The history of the Richardson Highway is rooted in the days of the gold rush Work was underway in Valdez to establish a trail from that port to Eagle on the Yukon River, so that Americans would not have to pass through Canada to reach the gold camps in the Middle Yukon River area.
But, in 1902, Felix Pedro discovered gold near Fairbanks and it became more important to get to Fairbanks. The trail from Valdez to Fairbanks was a difficult route and the present highway follows much of it. In other places, the old trail can be seen winding along mountainsides or stream beds above or below the Richardson
When the Alaska Road Commission was established in 1905, Major Wilds P. Richardson was its first president. He assigned top priority to upgrading the Valdez-Fairbanks trail. By 1907, it was developed to a wagon route and a stage plied the trail with horse-drawn sledges in winter and wagons in summer.
The highway eventually came to be named for Richardson, who had promoted the improvement of the original trail. Today only a few of the old roadhouses still stand along the route. They were established about a day’s journey apart which was usually 30 miles or less.
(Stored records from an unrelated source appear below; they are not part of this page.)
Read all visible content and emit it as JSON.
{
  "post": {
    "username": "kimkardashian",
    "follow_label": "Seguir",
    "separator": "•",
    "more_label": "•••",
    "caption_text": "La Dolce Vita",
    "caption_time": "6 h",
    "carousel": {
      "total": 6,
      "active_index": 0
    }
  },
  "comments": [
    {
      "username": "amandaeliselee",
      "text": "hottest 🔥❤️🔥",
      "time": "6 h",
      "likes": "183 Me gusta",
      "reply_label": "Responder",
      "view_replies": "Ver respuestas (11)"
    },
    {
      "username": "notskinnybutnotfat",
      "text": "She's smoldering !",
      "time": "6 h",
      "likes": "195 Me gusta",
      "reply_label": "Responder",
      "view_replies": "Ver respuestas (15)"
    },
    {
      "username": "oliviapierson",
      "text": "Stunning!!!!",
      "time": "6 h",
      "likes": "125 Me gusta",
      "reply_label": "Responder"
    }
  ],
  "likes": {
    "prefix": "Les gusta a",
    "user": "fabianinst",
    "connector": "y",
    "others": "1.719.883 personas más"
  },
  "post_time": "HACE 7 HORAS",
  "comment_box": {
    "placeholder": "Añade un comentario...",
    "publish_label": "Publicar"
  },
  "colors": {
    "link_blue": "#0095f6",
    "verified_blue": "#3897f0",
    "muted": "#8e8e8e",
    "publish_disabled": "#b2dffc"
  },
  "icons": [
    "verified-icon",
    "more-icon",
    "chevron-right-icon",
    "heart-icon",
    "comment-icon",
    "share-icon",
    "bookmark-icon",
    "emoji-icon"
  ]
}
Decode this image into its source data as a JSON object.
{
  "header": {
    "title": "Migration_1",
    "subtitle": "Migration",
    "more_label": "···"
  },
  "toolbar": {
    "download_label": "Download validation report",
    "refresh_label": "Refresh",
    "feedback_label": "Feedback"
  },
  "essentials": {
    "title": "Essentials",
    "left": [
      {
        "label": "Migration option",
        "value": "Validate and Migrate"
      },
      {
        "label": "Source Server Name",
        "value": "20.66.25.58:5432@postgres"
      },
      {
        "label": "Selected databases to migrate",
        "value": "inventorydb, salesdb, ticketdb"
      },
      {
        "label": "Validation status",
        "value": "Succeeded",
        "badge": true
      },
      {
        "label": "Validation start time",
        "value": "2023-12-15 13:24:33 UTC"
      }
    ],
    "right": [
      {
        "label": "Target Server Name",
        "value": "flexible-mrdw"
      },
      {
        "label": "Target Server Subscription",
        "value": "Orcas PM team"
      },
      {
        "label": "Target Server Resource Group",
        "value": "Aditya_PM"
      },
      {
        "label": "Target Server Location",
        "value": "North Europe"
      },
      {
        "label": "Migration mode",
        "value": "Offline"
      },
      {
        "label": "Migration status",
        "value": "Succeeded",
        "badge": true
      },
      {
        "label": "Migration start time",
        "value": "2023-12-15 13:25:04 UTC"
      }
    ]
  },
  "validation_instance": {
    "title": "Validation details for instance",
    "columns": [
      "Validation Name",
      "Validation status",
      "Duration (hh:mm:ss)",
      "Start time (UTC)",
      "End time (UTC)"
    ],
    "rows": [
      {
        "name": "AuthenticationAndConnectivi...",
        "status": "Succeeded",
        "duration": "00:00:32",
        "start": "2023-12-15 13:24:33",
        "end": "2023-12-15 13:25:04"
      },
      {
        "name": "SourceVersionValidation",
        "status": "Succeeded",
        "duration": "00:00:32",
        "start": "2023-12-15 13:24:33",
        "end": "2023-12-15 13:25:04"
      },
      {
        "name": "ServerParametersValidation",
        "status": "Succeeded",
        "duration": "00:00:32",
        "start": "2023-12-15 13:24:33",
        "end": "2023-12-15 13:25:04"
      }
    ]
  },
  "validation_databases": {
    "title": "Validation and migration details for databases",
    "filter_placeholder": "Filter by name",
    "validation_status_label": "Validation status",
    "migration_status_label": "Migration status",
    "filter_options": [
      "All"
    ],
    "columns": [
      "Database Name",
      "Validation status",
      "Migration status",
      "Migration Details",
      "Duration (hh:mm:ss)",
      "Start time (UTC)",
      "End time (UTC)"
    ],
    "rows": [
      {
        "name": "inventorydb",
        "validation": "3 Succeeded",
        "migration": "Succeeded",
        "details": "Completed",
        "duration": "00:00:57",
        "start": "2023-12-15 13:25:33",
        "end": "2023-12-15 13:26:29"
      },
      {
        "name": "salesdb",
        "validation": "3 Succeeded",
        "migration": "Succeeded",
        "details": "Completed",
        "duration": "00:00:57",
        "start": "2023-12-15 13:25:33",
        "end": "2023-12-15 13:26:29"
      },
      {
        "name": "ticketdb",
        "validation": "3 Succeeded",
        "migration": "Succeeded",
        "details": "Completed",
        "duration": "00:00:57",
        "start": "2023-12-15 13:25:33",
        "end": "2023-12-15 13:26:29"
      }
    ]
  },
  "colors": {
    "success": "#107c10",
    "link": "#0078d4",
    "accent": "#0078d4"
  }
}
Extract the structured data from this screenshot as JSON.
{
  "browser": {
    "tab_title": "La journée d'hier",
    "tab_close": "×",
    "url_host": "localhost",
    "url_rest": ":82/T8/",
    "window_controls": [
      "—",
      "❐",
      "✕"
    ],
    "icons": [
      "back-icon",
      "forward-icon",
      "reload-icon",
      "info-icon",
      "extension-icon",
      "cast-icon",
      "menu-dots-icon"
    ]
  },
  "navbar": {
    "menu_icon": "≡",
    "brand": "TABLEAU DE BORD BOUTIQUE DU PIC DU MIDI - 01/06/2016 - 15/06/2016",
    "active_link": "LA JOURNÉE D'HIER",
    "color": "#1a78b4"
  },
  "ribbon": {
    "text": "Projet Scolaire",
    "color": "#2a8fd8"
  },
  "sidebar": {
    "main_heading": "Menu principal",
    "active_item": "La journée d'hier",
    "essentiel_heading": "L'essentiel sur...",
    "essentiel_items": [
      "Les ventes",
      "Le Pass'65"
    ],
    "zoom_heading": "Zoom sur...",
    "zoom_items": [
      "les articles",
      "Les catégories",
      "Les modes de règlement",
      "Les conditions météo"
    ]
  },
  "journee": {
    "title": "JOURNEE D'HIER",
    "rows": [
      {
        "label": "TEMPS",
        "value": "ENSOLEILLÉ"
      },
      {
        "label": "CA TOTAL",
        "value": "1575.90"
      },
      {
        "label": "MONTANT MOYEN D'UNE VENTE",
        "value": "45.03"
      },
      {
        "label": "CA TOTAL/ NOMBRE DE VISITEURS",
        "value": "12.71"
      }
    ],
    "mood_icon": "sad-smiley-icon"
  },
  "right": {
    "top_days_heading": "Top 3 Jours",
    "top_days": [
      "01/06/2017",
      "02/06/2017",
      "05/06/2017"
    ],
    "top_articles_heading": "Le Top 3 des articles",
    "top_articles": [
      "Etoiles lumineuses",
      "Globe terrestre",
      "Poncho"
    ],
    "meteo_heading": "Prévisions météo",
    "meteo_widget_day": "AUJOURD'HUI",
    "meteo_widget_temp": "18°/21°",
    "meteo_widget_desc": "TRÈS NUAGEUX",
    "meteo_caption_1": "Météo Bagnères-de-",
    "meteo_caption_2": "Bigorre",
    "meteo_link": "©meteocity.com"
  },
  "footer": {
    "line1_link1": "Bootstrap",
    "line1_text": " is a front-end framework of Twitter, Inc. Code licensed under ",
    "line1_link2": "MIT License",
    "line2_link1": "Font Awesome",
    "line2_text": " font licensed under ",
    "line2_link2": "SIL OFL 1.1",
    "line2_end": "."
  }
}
Today, it feels to the Alaska Highway traveler that the road to Fairbanks from Delta Junction is part of that long journey that started at Dawson Creek. Fairbanks says it is at the end of the highway, but the familiar mileposts end at 1422 at Delta Junction. As one drives north from Delta, the numbers start at 266, numbering from Valdez, the start of the Richardson Highway!